I do agree with Goff on one important point: Consciousness, as we ordinarily conceive of it, cannot be explained by the physical sciences. The Hard Problem, as posed by David Chalmers, can’t be solved by cognitive science. Goff draws the moral that consciousness is not physical in the ordinary sense. I draw the moral that we are conceiving of consciousness wrongly. We are mistaken about what consciousness is.

Our conception of consciousness is derived from introspection — from mentally ‘looking inwards’ at our experiences. When we do this, our experiences seem to have a private ‘phenomenal quality’ to them (think of the sensation of seeing a vibrant green leaf, or smelling coffee grounds, or running one’s fingers over a silk scarf). These phenomenal qualities (or ‘qualia’) seem almost magical and utterly different from the mundane physical properties of our brains.

But maybe that’s an illusion. Maybe when we introspect, what we are aware of are certain patterns of brain activity that seem magical and nonphysical but aren’t really. Moreover, as another cruise participant, Nicholas Humphrey, argued, maybe these brain processes were shaped by evolution precisely to seem magical to introspection. In his 2011 book Soul Dust Humphrey argued that evolution adapted pre-existing neural systems to create an inner ‘magic show’ which carries immense adaptive benefits — enriching our lives and our experience of the world, enhancing our sense of self, and deepening our engagement with each other. In short, maybe evolution has hardwired us to think that we have a magical inner life, and the problem of consciousness is a benign trick that nature has played on us.

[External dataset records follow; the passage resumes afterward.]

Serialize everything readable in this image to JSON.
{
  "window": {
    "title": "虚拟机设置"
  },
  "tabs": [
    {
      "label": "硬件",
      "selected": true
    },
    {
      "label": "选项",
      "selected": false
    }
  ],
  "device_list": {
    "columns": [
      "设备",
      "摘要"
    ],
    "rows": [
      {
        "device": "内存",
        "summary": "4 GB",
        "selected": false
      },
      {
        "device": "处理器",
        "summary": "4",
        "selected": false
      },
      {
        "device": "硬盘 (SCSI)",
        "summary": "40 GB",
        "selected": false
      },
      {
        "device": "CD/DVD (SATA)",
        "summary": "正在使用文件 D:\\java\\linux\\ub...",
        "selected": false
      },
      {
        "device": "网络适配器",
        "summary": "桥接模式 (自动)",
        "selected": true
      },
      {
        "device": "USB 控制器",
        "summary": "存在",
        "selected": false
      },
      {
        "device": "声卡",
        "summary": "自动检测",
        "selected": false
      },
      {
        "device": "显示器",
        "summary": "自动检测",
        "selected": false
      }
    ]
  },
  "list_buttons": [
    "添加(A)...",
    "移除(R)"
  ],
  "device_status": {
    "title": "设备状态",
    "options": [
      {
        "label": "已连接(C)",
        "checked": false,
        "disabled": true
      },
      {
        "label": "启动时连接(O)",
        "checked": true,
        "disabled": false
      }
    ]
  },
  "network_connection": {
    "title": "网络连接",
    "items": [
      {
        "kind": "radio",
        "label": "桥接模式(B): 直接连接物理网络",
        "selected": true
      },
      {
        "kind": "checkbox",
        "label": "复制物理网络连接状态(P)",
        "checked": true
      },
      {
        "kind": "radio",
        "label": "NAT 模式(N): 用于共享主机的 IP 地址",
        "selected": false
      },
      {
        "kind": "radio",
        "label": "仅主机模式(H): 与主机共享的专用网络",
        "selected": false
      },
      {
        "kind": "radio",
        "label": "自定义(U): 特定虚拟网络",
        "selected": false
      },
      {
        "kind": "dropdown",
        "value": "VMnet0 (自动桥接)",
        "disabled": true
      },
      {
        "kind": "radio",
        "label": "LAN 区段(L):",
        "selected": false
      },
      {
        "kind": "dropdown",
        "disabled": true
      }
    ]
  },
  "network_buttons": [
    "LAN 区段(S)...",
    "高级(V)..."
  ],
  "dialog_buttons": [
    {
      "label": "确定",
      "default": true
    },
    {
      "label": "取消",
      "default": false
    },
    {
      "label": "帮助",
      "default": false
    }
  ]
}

Most people, I find, think this suggestion is just as crazy as panpsychism. If there’s one thing we are absolutely certain of (the argument goes) it’s our experience. We may doubt that there is a green patch in front of us, but we can’t doubt that we are having an experience with a green phenomenal quality. This takes us back to the origins of the Hard Problem in Descartes’ sceptical thought experiment mentioned in Oliver Burkeman’s article. There’s something right about this. If we suspect that our senses are misleading us about the external world, then we retreat to more cautious and secure claims about how things seem to us. But (I would argue) such claims should not be construed as infallible reports of the nature of our experiences. Being cautious about the external world doesn’t make us infallible about the interior one. We may be sure that we’re introspecting something, but can we rule out the possibility that we’re mistaken about its nature, just as we may be about the nature of external things? After all, to the spectator a good illusion of something is indistinguishable from the thing itself.

Of course, it’s not so simple to solve the problem of consciousness. For one thing, we need to explain what it means to say that experiences seem to have phenomenal qualities. (It better not mean that they generate further experiences which really do have phenomenal qualities. Otherwise we’d merely have moved the Hard Problem back a step.) But thinking of consciousness as involving an illusion changes the questions we have to answer, and does so, I believe, in a productive way.

On the cruise I proposed the name ‘illusionism’ for the sort of position I have been describing, and the term ‘the Illusion Problem’ for the problem of explaining how the consciousness illusion is created. (I wasn’t claiming to have originated the position or the problem; Daniel Dennett has advocated illusionism for decades, and Nicholas Humphrey has done pioneering work on the Illusion Problem.) For me, the attraction of illusionism is that it allows us to give full weight to the intuitions that motivate views like Goff’s — consciousness really does seem weird — without requiring us to endorse a weird metaphysics. Maybe it’s time to stop banging our heads against an illusory Hard Problem and start trying to solve the hard-ish but solvable Illusion Problem?


The talks from the consciousness cruise, including Jesse Prinz’s introduction to my paper on illusionism, my reply, and the following discussion, were videoed by the Moscow Center for Consciousness Studies and can be viewed on the centre’s Youtube channel. Here is the full playlist.